Hadi came to the UK from the University of Melbourne, having received an EMBO Long-Term Fellowship. Hadi’s work focussed on elucidating the quaternary dynamics of sHSPs, and in particular alphaB-crystallin. Hadi also performed our early experiments on determining structural information on small heat shock proteins from ion mobility experiments. Hadi has since moved back to Melbourne, first as a Centernary Research Fellow at the University, and is now senior research scientist at CSL
(Jan 2009 - Mar 2010)
Erik defended his PhD in Physics under the supervision of Prof David van der Spoel at Uppsala University

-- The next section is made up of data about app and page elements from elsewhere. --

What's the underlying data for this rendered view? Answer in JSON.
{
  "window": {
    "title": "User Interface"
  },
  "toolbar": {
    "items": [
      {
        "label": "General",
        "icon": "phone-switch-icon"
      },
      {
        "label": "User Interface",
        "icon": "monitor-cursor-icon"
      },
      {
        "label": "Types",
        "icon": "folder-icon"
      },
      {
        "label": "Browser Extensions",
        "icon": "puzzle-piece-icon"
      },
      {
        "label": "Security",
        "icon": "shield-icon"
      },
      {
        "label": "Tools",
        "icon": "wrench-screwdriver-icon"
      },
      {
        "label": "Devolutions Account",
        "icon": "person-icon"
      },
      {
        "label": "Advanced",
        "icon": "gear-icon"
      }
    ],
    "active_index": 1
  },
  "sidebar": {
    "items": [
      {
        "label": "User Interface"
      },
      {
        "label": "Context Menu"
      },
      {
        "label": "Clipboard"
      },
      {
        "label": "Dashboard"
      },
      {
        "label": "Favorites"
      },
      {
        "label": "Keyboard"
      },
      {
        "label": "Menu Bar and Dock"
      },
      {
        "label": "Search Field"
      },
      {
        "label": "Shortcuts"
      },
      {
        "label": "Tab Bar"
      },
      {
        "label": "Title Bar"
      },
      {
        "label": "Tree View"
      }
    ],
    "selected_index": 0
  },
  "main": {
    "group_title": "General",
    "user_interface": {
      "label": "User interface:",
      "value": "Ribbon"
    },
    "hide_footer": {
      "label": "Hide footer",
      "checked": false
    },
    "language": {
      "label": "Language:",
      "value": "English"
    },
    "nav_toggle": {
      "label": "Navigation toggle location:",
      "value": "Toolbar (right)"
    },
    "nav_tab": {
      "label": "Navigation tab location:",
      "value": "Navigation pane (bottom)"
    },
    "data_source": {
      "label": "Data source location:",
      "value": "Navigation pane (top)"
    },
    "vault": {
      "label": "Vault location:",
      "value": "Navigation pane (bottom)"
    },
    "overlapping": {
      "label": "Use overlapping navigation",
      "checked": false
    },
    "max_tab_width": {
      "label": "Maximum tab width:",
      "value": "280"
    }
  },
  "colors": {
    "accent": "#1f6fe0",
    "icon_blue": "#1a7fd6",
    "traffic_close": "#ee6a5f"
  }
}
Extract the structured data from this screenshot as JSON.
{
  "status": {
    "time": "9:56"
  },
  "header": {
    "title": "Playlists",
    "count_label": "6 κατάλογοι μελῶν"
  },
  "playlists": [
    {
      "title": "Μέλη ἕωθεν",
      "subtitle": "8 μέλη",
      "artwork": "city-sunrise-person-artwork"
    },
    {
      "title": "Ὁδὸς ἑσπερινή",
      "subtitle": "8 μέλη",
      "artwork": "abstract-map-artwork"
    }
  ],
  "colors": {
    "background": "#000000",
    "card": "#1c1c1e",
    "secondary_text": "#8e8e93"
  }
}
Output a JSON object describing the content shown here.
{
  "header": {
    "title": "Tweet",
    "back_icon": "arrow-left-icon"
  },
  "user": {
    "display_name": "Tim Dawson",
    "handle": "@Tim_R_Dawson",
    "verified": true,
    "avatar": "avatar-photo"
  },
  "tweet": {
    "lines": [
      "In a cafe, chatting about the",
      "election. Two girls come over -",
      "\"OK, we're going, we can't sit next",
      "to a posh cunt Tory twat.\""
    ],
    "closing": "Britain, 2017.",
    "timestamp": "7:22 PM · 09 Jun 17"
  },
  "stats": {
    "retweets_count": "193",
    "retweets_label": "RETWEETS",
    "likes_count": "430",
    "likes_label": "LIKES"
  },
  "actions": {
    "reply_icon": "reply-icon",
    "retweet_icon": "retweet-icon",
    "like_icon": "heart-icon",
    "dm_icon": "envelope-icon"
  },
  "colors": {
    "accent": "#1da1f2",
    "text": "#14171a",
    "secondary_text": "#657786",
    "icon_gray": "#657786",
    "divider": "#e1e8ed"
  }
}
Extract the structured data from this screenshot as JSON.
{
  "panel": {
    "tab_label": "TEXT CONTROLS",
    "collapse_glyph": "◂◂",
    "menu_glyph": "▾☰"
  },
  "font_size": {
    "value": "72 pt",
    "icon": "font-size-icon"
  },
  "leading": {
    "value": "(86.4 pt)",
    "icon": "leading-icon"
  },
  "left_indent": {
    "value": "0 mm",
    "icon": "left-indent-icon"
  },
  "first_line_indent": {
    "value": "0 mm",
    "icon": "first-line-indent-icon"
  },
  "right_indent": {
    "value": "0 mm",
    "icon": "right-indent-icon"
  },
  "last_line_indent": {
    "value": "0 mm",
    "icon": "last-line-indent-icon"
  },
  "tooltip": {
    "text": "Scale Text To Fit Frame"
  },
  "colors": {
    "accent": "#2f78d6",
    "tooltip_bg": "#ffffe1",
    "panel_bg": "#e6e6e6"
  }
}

, concerning structural aspects of proteins in the gas phase investigated by means of molecular dynamics. After a period of postdoctoral research on the biophysics of gene regulation in the laboratory of Prof Johan Elf in Uppsala he started his work at the Department of Chemistry in Oxford, where he developed new methods for calculating collisional cross sections of protein complexes and incorporating MS-derived structural data in simulations. He has recently started his own research group
(Jan 2013 - June 2016)
Scott was a Chemistry undergraduate, and did his final-year PartII research project with us. Scott’s work was primarily focussed on assessing the affect of terminal regions of small heat shock proteins on their thermodynamic and kinetic stability.
(Oct 2010 - Jun 2011)
Jordan studied undergraduate economics at Washington and Lee University in Virginia before seeing the light and beginning his career as a scientist at Columbia University, where he studied for a bachelor's in biochemistry. At Columbia he worked in the Ruben Gonzalez lab for single-molecule biophysics to probe the mechanics of protein translation. Although Jordan may have left economics, economics hasn't left him, as he was here to research equilibrium approaches to sHSP oligomer distributions and the structures of their intermediate states. His approach was largely theoretical, so he split his time with the Jonathan Doye lab, which used statistical mechanics to study soft matter physics. Jordan is now doing a PhD at the University of Cambridge.
(Oct 2014 - May 2018)
Part of Alex-James’s PhD work was on developing and applying an automated mass spectrometry means for monitoring quaternary protein dynamics. In collaboration with Advion BioSciences, Alex-James adapted a nanoelectrospray robot to sample the subunit exchange reaction between two plant small heat shock proteins. This allowed him to simultaneously obtain information as to the dynamics and architecture of these proteins. Alex-James also obtained our first results on the binding of client proteins to the small heat shock proteins, revealing the remarkable dispersity of the resultant complexes. Alex now works in television.
(Oct 2004 - Mar 2008)
Dale studied for his PhD in the lab of Professor Alison Ashcroft at the University of Leeds, investigating the conformational and higher order structural properties of viral protein complexes by mass spectrometry. In our group, together with that of Andrew Baldwin
, he investigated the structural and dynamical target-binding properties of sHSPs using mass spectrometry and NMR spectroscopy.
(Mar 2013 - Mar 2015)